Bradley argues that when the rights of parents and children collide in this way, it is far from clear how to decide whose rights should be overridden. This brings us to the third argument for compulsory vaccination; that—to put it bluntly— the views of anti-vaccination parents should be disregarded, because they have been swayed by misleading information in the media. For example, huge studies of entire national cohorts of children have shown conclusively that, contra an always-speculative and now-retracted 1998 paper, there is absolutely no link between the MMR vaccine and autism (see also this BMJ opinion piece). Yet many still suspect a cover up, or refuse more generally to believe that vaccines are safe.

While the science is clear that vaccines are safe and effective, it is of course silent on whether or not mandating compulsory vaccination is the right thing to do.

For what it’s worth, my own personal view is that we in the UK should, at the very least, adopt the US model of insisting on vaccinations for children who attend public schools or use public (i.e., NHS) surgeries or hospitals. After all, we are not so squeamish when it comes to forcing parents to take other active steps to ensure the health of their children, such as providing them with food, clothing and shelter. Why should vaccines be any different?

Read more about the recent measles outbreak here.



JSTOR is a digital library for scholars, researchers, and students.
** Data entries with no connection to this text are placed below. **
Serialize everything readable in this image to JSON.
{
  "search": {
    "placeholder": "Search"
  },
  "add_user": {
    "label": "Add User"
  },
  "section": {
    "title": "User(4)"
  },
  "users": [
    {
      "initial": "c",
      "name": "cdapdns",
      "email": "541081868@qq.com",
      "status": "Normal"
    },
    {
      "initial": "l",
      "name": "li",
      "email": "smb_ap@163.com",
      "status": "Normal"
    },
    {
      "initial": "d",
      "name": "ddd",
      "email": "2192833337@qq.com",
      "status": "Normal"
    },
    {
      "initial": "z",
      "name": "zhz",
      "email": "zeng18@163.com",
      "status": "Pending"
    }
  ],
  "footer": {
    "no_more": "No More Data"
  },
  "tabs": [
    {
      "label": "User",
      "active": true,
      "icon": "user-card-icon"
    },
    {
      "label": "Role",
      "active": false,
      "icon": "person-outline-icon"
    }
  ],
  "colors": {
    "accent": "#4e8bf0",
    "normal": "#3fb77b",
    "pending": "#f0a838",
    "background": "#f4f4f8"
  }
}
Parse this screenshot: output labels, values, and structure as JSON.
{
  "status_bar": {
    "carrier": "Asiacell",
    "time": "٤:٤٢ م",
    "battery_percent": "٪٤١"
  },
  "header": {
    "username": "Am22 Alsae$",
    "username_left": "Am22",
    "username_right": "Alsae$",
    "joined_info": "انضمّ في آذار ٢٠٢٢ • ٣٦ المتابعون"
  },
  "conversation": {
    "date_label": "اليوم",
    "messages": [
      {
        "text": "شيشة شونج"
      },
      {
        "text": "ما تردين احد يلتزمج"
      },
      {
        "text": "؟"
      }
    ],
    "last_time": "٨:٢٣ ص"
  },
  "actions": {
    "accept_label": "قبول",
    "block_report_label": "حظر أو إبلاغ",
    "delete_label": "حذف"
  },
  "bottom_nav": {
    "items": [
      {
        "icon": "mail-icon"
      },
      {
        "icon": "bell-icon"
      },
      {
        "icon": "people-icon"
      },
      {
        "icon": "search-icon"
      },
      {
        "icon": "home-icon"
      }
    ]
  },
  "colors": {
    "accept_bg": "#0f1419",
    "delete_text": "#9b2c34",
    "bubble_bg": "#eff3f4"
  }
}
JSTOR Daily readers can access the original research behind our articles for free on JSTOR.

Morbidity and Mortality Weekly Report, Vol. 58, No. 47 (December 4, 2009), pp. 1321-1326
Centers for Disease Control & Prevention (CDC)
Journal of Medical Ethics, Vol. 25, No. 4 (Aug., 1999), pp. 330-334
Reviews of Infectious Diseases, Vol. 5, No. 3, 1982 International Symposium on Measles
Immunization (May – Jun., 1983), pp. 463-466

Oxford University Press
BMJ: British Medical Journal, Vol. 340, No. 7741 (6 February 2010), pp. 271-272
Public Health Reports (1974-), Vol. 126, Supplement 2: Assessment of Vaccination Coverage (JULY/AUGUST 2011), pp. 135-146
Association of Schools of Public Health